> [YOUR OBJECTIVE]: Among the entries below, find every line that contains the string "icon", then copy it.
(Beginning of DATA FOR ANALYSIS)
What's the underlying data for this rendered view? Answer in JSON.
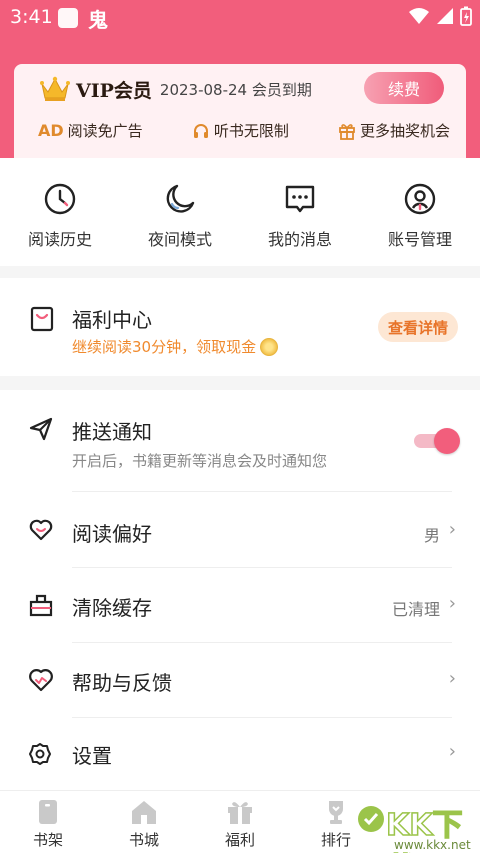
{
  "status_bar": {
    "time": "3:41",
    "app_glyph": "鬼"
  },
  "vip": {
    "title": "VIP会员",
    "expiry": "2023-08-24 会员到期",
    "renew_label": "续费",
    "perks": [
      {
        "badge": "AD",
        "label": "阅读免广告"
      },
      {
        "label": "听书无限制"
      },
      {
        "label": "更多抽奖机会"
      }
    ]
  },
  "quick_actions": [
    {
      "label": "阅读历史",
      "icon": "clock-icon"
    },
    {
      "label": "夜间模式",
      "icon": "moon-icon"
    },
    {
      "label": "我的消息",
      "icon": "message-icon"
    },
    {
      "label": "账号管理",
      "icon": "account-icon"
    }
  ],
  "welfare": {
    "title": "福利中心",
    "subtitle": "继续阅读30分钟，领取现金",
    "button": "查看详情"
  },
  "settings": {
    "push": {
      "title": "推送通知",
      "subtitle": "开启后，书籍更新等消息会及时通知您",
      "enabled": true
    },
    "preference": {
      "title": "阅读偏好",
      "value": "男"
    },
    "cache": {
      "title": "清除缓存",
      "value": "已清理"
    },
    "help": {
      "title": "帮助与反馈"
    },
    "settings": {
      "title": "设置"
    }
  },
  "tabs": [
    {
      "label": "书架",
      "icon": "bookshelf-icon"
    },
    {
      "label": "书城",
      "icon": "store-icon"
    },
    {
      "label": "福利",
      "icon": "gift-icon"
    },
    {
      "label": "排行",
      "icon": "trophy-icon"
    }
  ],
  "watermark": {
    "text": "KK下载",
    "url": "www.kkx.net"
  },
  "colors": {
    "brand": "#f25e7c",
    "accent_orange": "#f08a2e"
  }
}
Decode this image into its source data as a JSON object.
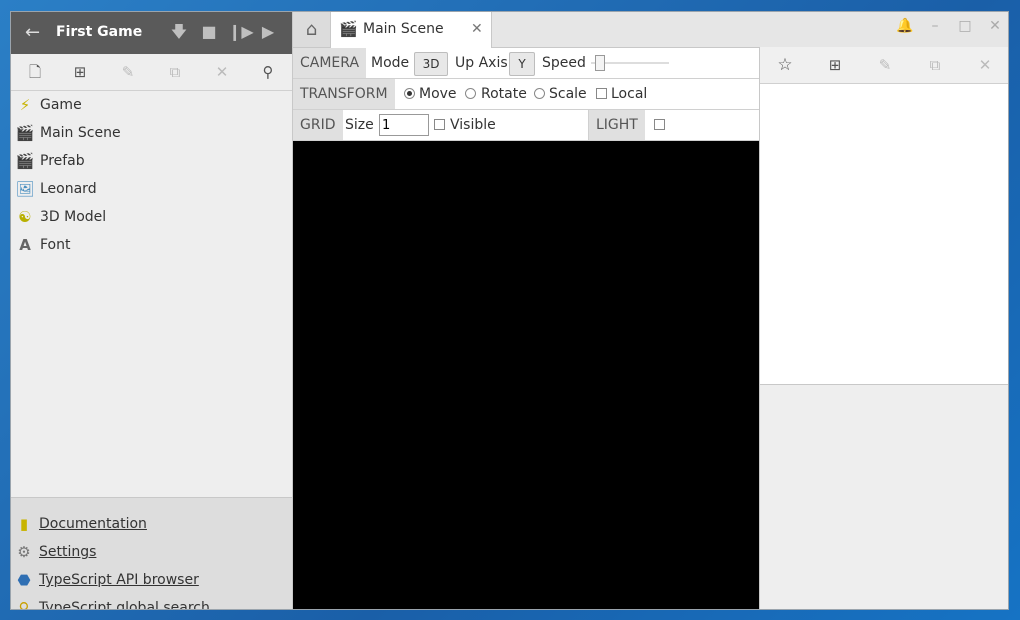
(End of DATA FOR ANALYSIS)
> [ANSWER TO THE PROBLEM]:
      "icon": "clock-icon"
      "icon": "moon-icon"
      "icon": "message-icon"
      "icon": "account-icon"
      "icon": "bookshelf-icon"
      "icon": "store-icon"
      "icon": "gift-icon"
      "icon": "trophy-icon"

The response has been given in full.